The extra minutes that the mice ran marked “a huge increase in performance for sedentary mice that never actually trained,” said Salk’s Ronald Evans, the senior author of the study, in a video released by the organization (see below). “And it would take a lot of diligent training, every single day, to get that benefit. And these mice are getting it just because we’re feeding them a drug that’s reprogramming their metabolic properties.” The research was published in the journal Cell Metabolism.
The drug the Salk team developed was based on prior work at the institute to pinpoint a gene pathway that’s triggered by running, according to a press release. They key is a gene called PPAR delta (PPARD). They discovered that when mice were genetically engineered so their PPARD genes were permanently turned on, they could run for long distances without getting exhausted, they were resistant to weight gain and they were responsive to insulin. In other words, they had all the properties of people who are physically fit.

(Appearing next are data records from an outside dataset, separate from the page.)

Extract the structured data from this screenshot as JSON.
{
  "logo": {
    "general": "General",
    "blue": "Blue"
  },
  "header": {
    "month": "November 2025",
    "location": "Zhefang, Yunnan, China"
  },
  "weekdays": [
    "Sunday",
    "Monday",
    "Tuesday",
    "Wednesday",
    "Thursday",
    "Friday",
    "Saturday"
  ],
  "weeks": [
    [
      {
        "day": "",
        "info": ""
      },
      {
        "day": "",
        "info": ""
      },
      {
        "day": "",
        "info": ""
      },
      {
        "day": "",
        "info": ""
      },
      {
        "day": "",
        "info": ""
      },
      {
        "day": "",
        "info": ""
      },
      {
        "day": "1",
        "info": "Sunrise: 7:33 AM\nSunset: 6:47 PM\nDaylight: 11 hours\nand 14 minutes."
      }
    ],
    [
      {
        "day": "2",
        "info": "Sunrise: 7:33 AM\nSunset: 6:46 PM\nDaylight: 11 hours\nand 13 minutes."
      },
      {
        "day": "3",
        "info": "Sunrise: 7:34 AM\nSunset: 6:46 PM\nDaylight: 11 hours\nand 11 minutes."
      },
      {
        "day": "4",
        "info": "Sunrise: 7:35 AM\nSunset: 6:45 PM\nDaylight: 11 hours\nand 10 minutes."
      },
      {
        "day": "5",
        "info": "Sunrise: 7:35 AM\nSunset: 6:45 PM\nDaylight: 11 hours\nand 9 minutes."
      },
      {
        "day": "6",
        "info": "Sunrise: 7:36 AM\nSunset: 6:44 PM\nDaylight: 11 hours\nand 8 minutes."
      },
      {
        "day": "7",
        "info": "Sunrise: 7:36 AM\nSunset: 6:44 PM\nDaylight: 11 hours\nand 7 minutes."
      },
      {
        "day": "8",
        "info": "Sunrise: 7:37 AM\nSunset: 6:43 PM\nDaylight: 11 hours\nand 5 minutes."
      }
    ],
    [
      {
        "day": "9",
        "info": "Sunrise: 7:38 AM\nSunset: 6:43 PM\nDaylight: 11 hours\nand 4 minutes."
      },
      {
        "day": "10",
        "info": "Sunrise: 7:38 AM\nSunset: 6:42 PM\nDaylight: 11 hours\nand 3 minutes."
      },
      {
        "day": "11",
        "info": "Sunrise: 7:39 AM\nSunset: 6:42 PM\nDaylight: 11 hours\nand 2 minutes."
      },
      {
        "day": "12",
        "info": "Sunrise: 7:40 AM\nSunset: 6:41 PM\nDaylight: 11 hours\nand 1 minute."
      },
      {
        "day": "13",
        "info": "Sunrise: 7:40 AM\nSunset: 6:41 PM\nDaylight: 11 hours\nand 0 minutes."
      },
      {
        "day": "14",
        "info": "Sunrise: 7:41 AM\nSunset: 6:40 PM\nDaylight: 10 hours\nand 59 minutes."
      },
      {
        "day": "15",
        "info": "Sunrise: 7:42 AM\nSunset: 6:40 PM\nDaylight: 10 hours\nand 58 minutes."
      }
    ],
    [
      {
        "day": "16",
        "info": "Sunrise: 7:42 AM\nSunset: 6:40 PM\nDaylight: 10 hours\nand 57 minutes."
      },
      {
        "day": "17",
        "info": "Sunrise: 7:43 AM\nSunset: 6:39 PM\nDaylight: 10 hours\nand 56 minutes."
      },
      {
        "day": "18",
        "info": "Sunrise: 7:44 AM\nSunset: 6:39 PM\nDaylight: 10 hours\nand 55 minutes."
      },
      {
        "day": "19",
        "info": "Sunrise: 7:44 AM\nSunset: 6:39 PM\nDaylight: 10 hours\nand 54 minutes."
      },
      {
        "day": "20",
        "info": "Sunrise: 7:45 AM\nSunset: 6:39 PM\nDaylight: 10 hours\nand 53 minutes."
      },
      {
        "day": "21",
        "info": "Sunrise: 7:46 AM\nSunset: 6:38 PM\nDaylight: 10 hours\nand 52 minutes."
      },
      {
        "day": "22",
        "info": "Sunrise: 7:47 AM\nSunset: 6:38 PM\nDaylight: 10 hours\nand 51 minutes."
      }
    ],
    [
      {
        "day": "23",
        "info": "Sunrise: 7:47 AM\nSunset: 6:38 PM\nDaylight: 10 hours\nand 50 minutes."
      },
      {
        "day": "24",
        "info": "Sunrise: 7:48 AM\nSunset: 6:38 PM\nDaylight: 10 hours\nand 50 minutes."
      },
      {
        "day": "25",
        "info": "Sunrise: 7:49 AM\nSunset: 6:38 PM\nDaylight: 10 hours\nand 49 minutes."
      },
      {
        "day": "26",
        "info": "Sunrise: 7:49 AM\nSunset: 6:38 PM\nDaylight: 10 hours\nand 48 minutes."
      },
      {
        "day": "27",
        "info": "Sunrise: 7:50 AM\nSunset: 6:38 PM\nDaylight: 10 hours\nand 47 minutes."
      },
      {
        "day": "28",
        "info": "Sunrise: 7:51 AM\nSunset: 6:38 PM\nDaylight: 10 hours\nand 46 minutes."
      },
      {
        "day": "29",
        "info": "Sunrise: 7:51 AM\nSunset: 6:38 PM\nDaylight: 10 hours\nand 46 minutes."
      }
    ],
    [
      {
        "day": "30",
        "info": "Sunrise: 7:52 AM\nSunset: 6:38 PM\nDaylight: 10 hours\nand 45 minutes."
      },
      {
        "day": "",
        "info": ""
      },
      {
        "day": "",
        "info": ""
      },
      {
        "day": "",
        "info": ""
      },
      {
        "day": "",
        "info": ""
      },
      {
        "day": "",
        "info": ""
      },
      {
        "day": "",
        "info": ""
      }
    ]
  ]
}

The Salk scientists landed on a chemical compound called GW1516 that seemed to activate PPARD, but it didn’t enhance endurance in the mice on its own—they still had to train to be able to run long distances.
So in this study, the researchers upped the dose of GW1516 and gave it to the mice for 8 weeks instead of just 4. That did the trick.
Evans’ team wanted to know what was happening at a genetic level in the muscles of the mice, so they scrutinized 975 genes that seemed to change in response to GW1516. They found that the genes that became overly active were the ones involved in burning fat, while the genes that were suppressed were instrumental in turning carbohydrates into energy. They concluded that PPARD is suppressing sugar metabolism in muscle, so glucose can be redirected to the brain. That may explain why some runners eventually hit a wall—becoming mentally and physically fatigued after long distances.
The research marks the latest in a string of studies out of Salk designed to improve the management of obesity, diabetes and other metabolic disorders. In 2015, Evans nabbed $36 million to launch a startup, Metacrine, which is developing drugs based on some of the research out of his lab. The company started up with two compounds: an insulin sensitizer to treat diabetes, and a potential treatment for liver disease.
As for the exercise-in-a-pill idea, Evans’ team envisions several potential applications, including a prescription drug to help people with obesity or type 2 diabetes burn fat, and to make it easier for patients to become fit before or after surgery. Salk has not provided any details on next steps, saying only in the release that “pharmaceutical companies are interested in using the research to develop clinical trials for humans.”